Maggi's Journey to Becoming a Household Name

Even though instant noodles were aliens to the Indian public in 1983, Nestle developed a market worth INR 937 crores and has led the industry ever since, despite fierce competition. So, how did Nestle get to the top of the food chain?

People began to explore a cheaper food alternative throughout the 1950s, as Japan struggled to recover from the terrible effects of World War II. This led to an increase in the demand for noodles. However, because the preparation time for noodles was considerable, this resulted in huge queues. This led to Momofuku Ando devising a cheaper and faster way to create noodles, and after hundreds of prototypes, he was ultimately able to produce what we now know as Instant Ramen Noodles. As Japan's economy accelerated, it became clear that the country was on the verge of a boom. The fact that quick noodles sold in enormous quantities despite costing nearly six times as much as regular noodles demonstrated the desire for them. Instant Noodles were quickly exported to other countries, including the United States.

All of this was extensively examined by Nestle, which recognized the Instant Noodles industry's potential as well as its impact on the Japanese market, although Nestle decided not to pursue Japan as a target market. The fact that Japan was not liberalized meant that Nestle would have a difficult time operating efficiently in Japan; another reason was that Japan's market was highly competitive, and Nestle would have to fight to stand out. They chose to enter markets where there was no competition and establish a monopoly. Nestle entered the Indian market in 1983, and that's when India became noticeable on the charts.

Even though instant noodles are a cuisine that can be consumed by anybody, Nestle chose to promote the product to a select group of people since they realized that targeting everyone would result in them being unable to sell to anyone. That's when they decided on two target groups: mothers and kids. Nestle chose to focus on the audience's pain and interest to grasp their interest. Nestle targeted both working and home-maker mothers equally by promising healthy and easy-to-cook food for their children.

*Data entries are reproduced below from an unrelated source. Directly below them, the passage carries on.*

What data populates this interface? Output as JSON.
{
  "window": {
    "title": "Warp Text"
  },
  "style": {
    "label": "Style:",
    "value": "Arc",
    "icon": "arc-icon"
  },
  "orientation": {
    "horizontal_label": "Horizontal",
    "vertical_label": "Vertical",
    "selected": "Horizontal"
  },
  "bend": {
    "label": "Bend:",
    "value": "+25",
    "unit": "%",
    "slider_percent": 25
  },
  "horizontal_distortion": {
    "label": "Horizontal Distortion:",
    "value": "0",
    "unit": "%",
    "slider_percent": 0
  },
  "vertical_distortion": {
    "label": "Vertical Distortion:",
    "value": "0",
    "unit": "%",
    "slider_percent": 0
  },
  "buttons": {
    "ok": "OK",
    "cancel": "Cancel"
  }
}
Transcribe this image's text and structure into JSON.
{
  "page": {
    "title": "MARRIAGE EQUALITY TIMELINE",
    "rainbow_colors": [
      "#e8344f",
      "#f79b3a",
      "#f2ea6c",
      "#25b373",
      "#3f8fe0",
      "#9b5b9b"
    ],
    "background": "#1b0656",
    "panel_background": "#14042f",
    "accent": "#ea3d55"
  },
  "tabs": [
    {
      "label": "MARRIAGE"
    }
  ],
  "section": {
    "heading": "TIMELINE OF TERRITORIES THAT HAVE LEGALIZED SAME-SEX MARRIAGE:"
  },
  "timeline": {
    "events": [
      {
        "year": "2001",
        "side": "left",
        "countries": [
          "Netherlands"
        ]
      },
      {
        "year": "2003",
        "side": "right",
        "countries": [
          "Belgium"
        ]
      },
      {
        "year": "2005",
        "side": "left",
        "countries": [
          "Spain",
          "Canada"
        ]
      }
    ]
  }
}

The popular tagline '2 Minutes Noodles' helped Maggi establish itself as a product that can be cooked quickly and easily, allowing moms who are often exhausted by the amount of work they have to do to choose it as a handy option. Nestle also addressed students directly by sponsoring quizzes and giving them gift baskets. Nestle also began handing out samples to the general public and advertising during prime-time children's programming.

Nestle distinguished out from its competitors for various reasons, the most important of which was its 25-year-old supply chain. Maggi's widespread distribution allowed it to be found in tier 3 and tier 4 cities, and as a result, consumers knew the product as 'Maggi' rather than instant noodles. Nestle also created smaller packs of the product and advertised it in regional languages to appeal to a wider audience. They used their networking to ensure that they reach over 2.2 million outlets across the country. This ensured that they had an emotional connection with the public.

Although, in 2015, Maggi received a lot of criticism after lab tests found that it had a lot of lead and MSG. For five months, Maggi was unavailable in stores. Maggi re-entered the market after this time and launched the 'We Miss You Too' campaign. People shared their experiences about how much they missed Maggi as part of this campaign, which was a big success. By 2017, Maggi had a staggering 60% share of the instant noodles market

The clever marketing of Nestle made Maggi a household name, and it has retained that position ever since. This teaches us several lessons such as:

  • Clearly Define The Market Into Which You Want To Penetrate Into
  • You'll Wind Up Selling To No One If You Try To Sell To Everyone
  • Determine Your Audience's Suffering And Interest. Pay Special Attention To That.
  • Products Are Sold By Good Brands. Emotions Are Sold By Great Brands